Entries from a dataset of interfaces
· · · · · · ·

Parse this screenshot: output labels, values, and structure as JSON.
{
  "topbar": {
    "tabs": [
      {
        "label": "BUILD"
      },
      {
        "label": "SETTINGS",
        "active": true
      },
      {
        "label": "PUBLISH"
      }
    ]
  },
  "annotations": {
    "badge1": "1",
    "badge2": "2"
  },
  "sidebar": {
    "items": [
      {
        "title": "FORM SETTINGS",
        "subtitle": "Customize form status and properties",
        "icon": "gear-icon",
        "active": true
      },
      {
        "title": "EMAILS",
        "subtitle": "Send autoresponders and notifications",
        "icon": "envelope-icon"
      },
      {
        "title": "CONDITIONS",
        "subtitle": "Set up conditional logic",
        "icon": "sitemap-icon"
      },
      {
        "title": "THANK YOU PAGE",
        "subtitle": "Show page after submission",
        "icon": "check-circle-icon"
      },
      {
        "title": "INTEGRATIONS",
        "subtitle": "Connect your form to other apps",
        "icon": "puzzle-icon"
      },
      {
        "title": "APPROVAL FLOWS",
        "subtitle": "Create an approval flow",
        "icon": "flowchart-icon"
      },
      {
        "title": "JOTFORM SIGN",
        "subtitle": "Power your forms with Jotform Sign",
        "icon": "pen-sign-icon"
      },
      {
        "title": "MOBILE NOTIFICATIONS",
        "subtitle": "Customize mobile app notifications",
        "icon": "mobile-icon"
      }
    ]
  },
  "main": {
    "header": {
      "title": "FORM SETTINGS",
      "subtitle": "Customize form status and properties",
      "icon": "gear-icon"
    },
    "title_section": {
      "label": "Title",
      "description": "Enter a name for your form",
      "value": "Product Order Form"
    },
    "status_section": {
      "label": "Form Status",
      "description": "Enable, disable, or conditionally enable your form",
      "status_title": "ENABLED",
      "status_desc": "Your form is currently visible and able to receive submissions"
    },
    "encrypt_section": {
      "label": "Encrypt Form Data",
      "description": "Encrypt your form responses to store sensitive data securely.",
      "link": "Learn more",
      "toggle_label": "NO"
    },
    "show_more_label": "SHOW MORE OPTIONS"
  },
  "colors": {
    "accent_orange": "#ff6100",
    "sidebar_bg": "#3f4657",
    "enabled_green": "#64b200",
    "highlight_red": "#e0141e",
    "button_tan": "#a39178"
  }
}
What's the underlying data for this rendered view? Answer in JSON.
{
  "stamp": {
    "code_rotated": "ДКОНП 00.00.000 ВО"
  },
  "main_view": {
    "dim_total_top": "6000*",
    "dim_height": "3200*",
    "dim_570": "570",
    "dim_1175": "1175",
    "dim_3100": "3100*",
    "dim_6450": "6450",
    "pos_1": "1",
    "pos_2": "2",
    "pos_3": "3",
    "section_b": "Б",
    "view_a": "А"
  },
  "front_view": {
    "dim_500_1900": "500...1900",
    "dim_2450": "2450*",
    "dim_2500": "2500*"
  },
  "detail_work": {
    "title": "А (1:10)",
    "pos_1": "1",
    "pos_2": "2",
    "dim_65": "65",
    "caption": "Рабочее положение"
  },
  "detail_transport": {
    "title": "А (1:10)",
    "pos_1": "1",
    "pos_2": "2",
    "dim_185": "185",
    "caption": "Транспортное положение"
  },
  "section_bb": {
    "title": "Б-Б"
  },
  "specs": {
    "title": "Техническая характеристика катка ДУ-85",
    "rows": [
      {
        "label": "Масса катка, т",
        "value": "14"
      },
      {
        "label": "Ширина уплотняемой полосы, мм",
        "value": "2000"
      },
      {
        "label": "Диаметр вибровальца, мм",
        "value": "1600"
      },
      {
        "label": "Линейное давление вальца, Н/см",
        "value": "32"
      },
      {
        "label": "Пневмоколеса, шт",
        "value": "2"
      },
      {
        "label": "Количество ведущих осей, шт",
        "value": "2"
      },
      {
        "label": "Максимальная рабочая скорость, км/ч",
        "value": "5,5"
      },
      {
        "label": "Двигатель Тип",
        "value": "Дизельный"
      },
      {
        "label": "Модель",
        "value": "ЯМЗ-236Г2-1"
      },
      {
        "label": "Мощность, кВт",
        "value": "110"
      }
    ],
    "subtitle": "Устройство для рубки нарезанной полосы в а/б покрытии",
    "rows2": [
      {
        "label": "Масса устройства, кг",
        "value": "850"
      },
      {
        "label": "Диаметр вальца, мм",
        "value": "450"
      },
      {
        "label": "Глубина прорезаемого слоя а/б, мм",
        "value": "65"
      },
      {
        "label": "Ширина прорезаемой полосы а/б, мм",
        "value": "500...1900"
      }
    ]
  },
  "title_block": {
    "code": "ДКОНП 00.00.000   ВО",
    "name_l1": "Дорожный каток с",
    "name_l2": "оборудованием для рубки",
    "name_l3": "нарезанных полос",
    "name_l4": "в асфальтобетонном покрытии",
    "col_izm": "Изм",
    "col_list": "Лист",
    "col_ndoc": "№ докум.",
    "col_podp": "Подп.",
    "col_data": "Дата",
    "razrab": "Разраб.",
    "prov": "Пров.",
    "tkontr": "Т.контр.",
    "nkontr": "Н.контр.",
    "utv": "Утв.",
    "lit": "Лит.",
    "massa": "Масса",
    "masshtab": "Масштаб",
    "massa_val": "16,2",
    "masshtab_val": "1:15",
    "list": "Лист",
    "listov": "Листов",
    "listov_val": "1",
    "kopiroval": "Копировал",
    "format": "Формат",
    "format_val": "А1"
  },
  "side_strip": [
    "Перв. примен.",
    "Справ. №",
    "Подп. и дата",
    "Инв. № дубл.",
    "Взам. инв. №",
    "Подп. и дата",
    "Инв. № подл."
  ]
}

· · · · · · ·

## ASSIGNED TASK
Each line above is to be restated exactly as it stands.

## RESULT FOR THIS EXERCISE
Parse this screenshot: output labels, values, and structure as JSON.
{
  "topbar": {
    "tabs": [
      {
        "label": "BUILD"
      },
      {
        "label": "SETTINGS",
        "active": true
      },
      {
        "label": "PUBLISH"
      }
    ]
  },
  "annotations": {
    "badge1": "1",
    "badge2": "2"
  },
  "sidebar": {
    "items": [
      {
        "title": "FORM SETTINGS",
        "subtitle": "Customize form status and properties",
        "icon": "gear-icon",
        "active": true
      },
      {
        "title": "EMAILS",
        "subtitle": "Send autoresponders and notifications",
        "icon": "envelope-icon"
      },
      {
        "title": "CONDITIONS",
        "subtitle": "Set up conditional logic",
        "icon": "sitemap-icon"
      },
      {
        "title": "THANK YOU PAGE",
        "subtitle": "Show page after submission",
        "icon": "check-circle-icon"
      },
      {
        "title": "INTEGRATIONS",
        "subtitle": "Connect your form to other apps",
        "icon": "puzzle-icon"
      },
      {
        "title": "APPROVAL FLOWS",
        "subtitle": "Create an approval flow",
        "icon": "flowchart-icon"
      },
      {
        "title": "JOTFORM SIGN",
        "subtitle": "Power your forms with Jotform Sign",
        "icon": "pen-sign-icon"
      },
      {
        "title": "MOBILE NOTIFICATIONS",
        "subtitle": "Customize mobile app notifications",
        "icon": "mobile-icon"
      }
    ]
  },
  "main": {
    "header": {
      "title": "FORM SETTINGS",
      "subtitle": "Customize form status and properties",
      "icon": "gear-icon"
    },
    "title_section": {
      "label": "Title",
      "description": "Enter a name for your form",
      "value": "Product Order Form"
    },
    "status_section": {
      "label": "Form Status",
      "description": "Enable, disable, or conditionally enable your form",
      "status_title": "ENABLED",
      "status_desc": "Your form is currently visible and able to receive submissions"
    },
    "encrypt_section": {
      "label": "Encrypt Form Data",
      "description": "Encrypt your form responses to store sensitive data securely.",
      "link": "Learn more",
      "toggle_label": "NO"
    },
    "show_more_label": "SHOW MORE OPTIONS"
  },
  "colors": {
    "accent_orange": "#ff6100",
    "sidebar_bg": "#3f4657",
    "enabled_green": "#64b200",
    "highlight_red": "#e0141e",
    "button_tan": "#a39178"
  }
}
What's the underlying data for this rendered view? Answer in JSON.
{
  "stamp": {
    "code_rotated": "ДКОНП 00.00.000 ВО"
  },
  "main_view": {
    "dim_total_top": "6000*",
    "dim_height": "3200*",
    "dim_570": "570",
    "dim_1175": "1175",
    "dim_3100": "3100*",
    "dim_6450": "6450",
    "pos_1": "1",
    "pos_2": "2",
    "pos_3": "3",
    "section_b": "Б",
    "view_a": "А"
  },
  "front_view": {
    "dim_500_1900": "500...1900",
    "dim_2450": "2450*",
    "dim_2500": "2500*"
  },
  "detail_work": {
    "title": "А (1:10)",
    "pos_1": "1",
    "pos_2": "2",
    "dim_65": "65",
    "caption": "Рабочее положение"
  },
  "detail_transport": {
    "title": "А (1:10)",
    "pos_1": "1",
    "pos_2": "2",
    "dim_185": "185",
    "caption": "Транспортное положение"
  },
  "section_bb": {
    "title": "Б-Б"
  },
  "specs": {
    "title": "Техническая характеристика катка ДУ-85",
    "rows": [
      {
        "label": "Масса катка, т",
        "value": "14"
      },
      {
        "label": "Ширина уплотняемой полосы, мм",
        "value": "2000"
      },
      {
        "label": "Диаметр вибровальца, мм",
        "value": "1600"
      },
      {
        "label": "Линейное давление вальца, Н/см",
        "value": "32"
      },
      {
        "label": "Пневмоколеса, шт",
        "value": "2"
      },
      {
        "label": "Количество ведущих осей, шт",
        "value": "2"
      },
      {
        "label": "Максимальная рабочая скорость, км/ч",
        "value": "5,5"
      },
      {
        "label": "Двигатель Тип",
        "value": "Дизельный"
      },
      {
        "label": "Модель",
        "value": "ЯМЗ-236Г2-1"
      },
      {
        "label": "Мощность, кВт",
        "value": "110"
      }
    ],
    "subtitle": "Устройство для рубки нарезанной полосы в а/б покрытии",
    "rows2": [
      {
        "label": "Масса устройства, кг",
        "value": "850"
      },
      {
        "label": "Диаметр вальца, мм",
        "value": "450"
      },
      {
        "label": "Глубина прорезаемого слоя а/б, мм",
        "value": "65"
      },
      {
        "label": "Ширина прорезаемой полосы а/б, мм",
        "value": "500...1900"
      }
    ]
  },
  "title_block": {
    "code": "ДКОНП 00.00.000   ВО",
    "name_l1": "Дорожный каток с",
    "name_l2": "оборудованием для рубки",
    "name_l3": "нарезанных полос",
    "name_l4": "в асфальтобетонном покрытии",
    "col_izm": "Изм",
    "col_list": "Лист",
    "col_ndoc": "№ докум.",
    "col_podp": "Подп.",
    "col_data": "Дата",
    "razrab": "Разраб.",
    "prov": "Пров.",
    "tkontr": "Т.контр.",
    "nkontr": "Н.контр.",
    "utv": "Утв.",
    "lit": "Лит.",
    "massa": "Масса",
    "masshtab": "Масштаб",
    "massa_val": "16,2",
    "masshtab_val": "1:15",
    "list": "Лист",
    "listov": "Листов",
    "listov_val": "1",
    "kopiroval": "Копировал",
    "format": "Формат",
    "format_val": "А1"
  },
  "side_strip": [
    "Перв. примен.",
    "Справ. №",
    "Подп. и дата",
    "Инв. № дубл.",
    "Взам. инв. №",
    "Подп. и дата",
    "Инв. № подл."
  ]
}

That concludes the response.